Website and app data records
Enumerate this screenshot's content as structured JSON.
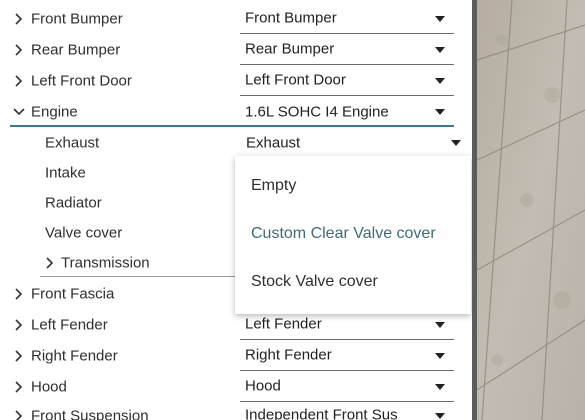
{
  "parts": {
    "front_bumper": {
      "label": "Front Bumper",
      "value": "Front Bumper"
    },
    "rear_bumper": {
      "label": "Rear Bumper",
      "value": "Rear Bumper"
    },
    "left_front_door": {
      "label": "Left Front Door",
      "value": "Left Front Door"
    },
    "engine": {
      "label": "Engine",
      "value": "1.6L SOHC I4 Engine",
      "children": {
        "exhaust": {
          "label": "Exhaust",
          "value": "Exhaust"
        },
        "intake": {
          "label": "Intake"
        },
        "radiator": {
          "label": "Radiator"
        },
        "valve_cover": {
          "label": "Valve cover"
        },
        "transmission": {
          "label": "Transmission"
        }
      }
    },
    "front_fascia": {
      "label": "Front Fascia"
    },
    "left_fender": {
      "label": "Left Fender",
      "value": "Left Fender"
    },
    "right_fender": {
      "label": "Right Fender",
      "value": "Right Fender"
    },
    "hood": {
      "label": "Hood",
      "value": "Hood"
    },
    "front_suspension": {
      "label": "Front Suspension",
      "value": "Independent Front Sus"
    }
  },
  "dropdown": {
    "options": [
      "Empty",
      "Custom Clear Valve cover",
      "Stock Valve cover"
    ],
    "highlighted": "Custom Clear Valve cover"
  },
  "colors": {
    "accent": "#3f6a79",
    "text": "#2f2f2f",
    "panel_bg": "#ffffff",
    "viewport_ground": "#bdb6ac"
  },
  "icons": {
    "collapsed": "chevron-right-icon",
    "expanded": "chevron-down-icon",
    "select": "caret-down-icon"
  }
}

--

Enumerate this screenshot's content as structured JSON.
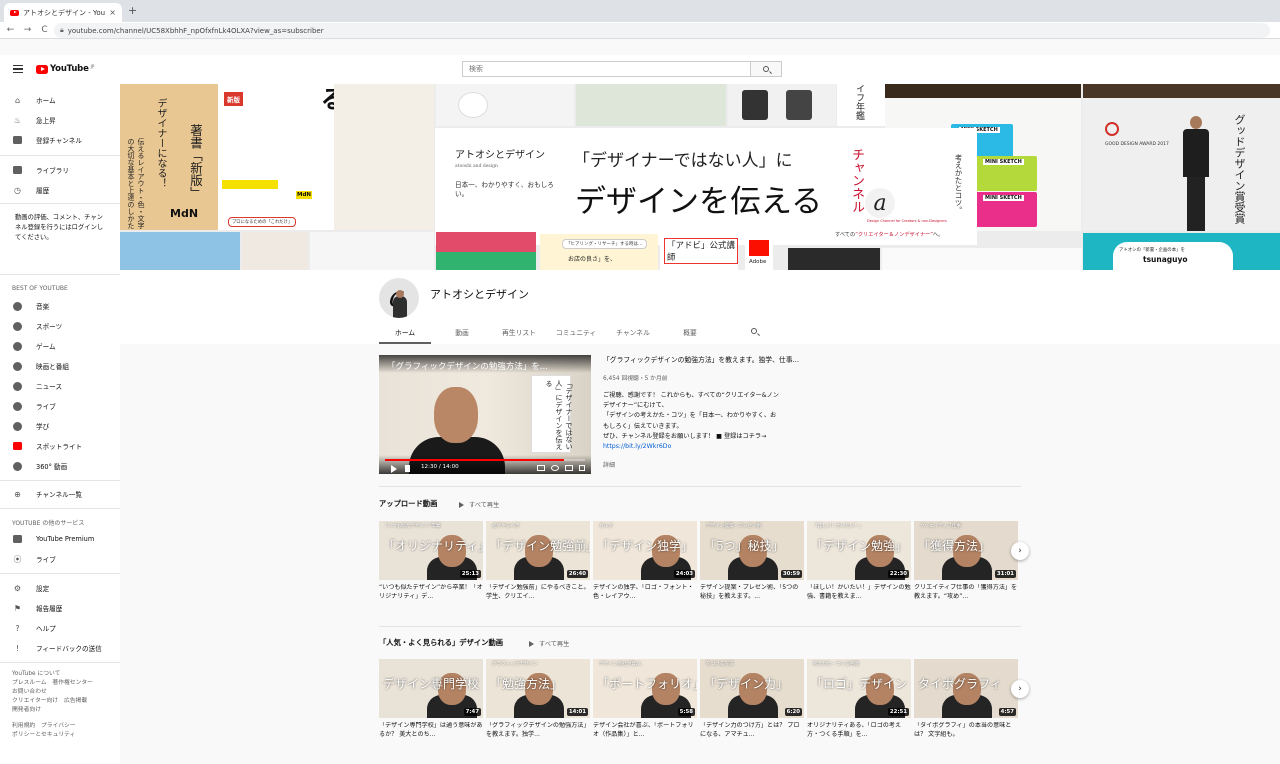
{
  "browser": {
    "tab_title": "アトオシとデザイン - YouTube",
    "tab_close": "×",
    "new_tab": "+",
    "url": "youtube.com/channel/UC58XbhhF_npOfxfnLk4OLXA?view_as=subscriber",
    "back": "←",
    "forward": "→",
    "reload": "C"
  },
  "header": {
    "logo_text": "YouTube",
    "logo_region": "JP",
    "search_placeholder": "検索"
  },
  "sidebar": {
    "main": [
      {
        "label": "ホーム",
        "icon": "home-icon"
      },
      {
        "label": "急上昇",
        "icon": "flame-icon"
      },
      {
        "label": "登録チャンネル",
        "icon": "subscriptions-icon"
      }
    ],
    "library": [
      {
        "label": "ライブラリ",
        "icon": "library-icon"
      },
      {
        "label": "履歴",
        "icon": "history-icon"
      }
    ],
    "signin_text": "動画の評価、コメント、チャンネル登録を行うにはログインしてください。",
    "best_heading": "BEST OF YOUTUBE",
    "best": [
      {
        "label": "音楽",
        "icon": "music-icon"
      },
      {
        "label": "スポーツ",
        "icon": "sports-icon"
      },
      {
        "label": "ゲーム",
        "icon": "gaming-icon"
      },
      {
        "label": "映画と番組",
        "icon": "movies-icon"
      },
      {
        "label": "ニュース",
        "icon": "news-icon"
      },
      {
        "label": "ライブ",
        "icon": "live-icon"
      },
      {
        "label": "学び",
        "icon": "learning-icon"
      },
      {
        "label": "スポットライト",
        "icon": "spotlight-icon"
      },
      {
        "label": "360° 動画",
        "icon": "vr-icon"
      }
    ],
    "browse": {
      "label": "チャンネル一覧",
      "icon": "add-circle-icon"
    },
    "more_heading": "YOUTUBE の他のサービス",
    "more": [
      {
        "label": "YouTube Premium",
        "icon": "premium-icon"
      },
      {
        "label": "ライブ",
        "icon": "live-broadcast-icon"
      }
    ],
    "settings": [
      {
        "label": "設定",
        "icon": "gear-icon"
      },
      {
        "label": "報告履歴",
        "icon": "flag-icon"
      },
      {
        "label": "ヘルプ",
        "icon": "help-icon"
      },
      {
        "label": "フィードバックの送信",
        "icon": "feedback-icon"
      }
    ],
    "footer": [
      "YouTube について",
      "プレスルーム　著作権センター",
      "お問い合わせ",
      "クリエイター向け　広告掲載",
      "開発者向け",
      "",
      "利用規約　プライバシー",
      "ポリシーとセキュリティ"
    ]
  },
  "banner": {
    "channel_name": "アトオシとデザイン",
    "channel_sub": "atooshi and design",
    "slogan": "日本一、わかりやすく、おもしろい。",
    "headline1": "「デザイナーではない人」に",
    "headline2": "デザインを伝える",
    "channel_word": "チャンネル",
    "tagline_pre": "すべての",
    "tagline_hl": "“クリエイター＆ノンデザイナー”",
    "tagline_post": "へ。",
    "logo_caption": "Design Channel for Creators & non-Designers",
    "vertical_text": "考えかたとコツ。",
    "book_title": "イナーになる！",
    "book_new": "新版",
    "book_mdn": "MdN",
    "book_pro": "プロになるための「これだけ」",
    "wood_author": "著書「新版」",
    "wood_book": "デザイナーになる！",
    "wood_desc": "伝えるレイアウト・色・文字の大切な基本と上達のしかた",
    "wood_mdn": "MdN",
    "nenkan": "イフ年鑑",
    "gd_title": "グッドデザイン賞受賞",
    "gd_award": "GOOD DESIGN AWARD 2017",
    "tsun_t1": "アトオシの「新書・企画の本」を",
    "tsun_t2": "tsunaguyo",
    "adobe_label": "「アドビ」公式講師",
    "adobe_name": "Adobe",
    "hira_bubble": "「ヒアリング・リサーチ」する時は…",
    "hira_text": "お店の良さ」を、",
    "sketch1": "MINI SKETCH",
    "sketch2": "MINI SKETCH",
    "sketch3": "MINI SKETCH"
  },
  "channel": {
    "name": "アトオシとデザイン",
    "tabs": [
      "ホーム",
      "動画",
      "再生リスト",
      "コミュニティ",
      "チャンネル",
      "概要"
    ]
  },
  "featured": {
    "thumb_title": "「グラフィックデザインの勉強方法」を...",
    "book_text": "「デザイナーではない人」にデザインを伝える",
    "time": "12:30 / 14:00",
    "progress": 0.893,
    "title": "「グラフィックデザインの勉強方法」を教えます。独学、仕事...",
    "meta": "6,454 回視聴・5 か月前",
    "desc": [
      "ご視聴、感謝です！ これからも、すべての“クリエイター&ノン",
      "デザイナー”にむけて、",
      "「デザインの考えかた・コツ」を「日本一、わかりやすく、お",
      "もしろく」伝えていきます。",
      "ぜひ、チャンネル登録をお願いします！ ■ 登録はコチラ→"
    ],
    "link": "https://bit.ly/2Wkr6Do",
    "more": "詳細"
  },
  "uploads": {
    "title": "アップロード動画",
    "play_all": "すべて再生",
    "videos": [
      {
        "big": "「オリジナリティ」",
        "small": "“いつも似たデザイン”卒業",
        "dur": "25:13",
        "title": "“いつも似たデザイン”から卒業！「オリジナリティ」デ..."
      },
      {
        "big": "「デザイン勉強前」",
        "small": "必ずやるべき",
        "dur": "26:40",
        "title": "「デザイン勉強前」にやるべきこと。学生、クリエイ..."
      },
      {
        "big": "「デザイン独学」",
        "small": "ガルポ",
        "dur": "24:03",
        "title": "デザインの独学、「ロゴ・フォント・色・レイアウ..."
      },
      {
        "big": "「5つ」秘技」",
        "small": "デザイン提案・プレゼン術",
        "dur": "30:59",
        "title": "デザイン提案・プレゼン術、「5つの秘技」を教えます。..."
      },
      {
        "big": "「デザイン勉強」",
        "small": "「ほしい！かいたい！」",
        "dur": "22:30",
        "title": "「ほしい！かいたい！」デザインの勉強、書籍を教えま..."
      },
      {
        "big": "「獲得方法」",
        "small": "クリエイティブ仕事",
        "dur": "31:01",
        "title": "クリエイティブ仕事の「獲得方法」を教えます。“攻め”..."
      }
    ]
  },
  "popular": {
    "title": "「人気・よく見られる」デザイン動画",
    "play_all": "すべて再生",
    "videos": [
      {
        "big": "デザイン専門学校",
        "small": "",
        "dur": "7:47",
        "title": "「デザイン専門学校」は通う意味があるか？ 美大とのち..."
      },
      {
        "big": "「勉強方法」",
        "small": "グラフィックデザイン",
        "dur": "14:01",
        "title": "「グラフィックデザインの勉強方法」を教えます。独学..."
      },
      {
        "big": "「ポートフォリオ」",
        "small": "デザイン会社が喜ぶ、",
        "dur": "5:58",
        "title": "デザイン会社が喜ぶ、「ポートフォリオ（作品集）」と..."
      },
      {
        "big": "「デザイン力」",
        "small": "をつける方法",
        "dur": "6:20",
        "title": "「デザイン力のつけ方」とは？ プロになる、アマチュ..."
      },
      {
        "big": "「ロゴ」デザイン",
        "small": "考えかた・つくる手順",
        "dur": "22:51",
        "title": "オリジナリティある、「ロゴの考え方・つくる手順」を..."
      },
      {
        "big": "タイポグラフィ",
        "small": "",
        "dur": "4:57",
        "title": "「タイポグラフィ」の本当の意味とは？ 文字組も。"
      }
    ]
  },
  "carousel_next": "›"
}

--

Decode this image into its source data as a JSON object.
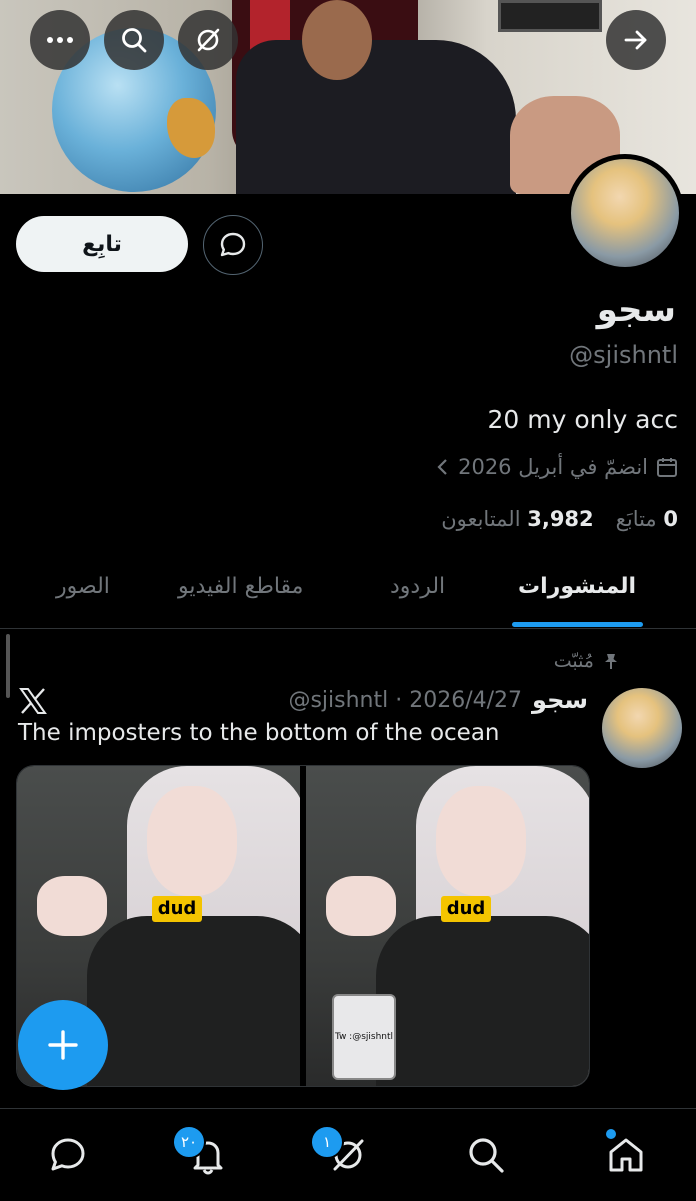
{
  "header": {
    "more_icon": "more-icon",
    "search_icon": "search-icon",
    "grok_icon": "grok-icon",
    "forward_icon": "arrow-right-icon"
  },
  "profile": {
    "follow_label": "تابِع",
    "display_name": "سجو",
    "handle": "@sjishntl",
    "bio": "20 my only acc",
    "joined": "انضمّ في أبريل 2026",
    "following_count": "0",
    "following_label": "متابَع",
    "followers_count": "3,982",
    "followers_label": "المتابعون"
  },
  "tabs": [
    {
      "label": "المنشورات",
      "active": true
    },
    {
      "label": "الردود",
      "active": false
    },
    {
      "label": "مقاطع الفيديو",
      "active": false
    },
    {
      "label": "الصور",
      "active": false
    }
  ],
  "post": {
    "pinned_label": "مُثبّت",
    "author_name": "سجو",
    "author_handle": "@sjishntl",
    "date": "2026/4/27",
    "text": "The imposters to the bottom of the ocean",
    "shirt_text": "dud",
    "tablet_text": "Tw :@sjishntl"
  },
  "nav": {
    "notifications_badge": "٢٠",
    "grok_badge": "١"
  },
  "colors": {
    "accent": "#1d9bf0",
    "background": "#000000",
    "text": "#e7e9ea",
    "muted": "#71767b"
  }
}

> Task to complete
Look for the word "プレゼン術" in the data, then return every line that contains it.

> Output of the exercise
        "small": "デザイン提案・プレゼン術",
        "title": "デザイン提案・プレゼン術、「5つの秘技」を教えます。..."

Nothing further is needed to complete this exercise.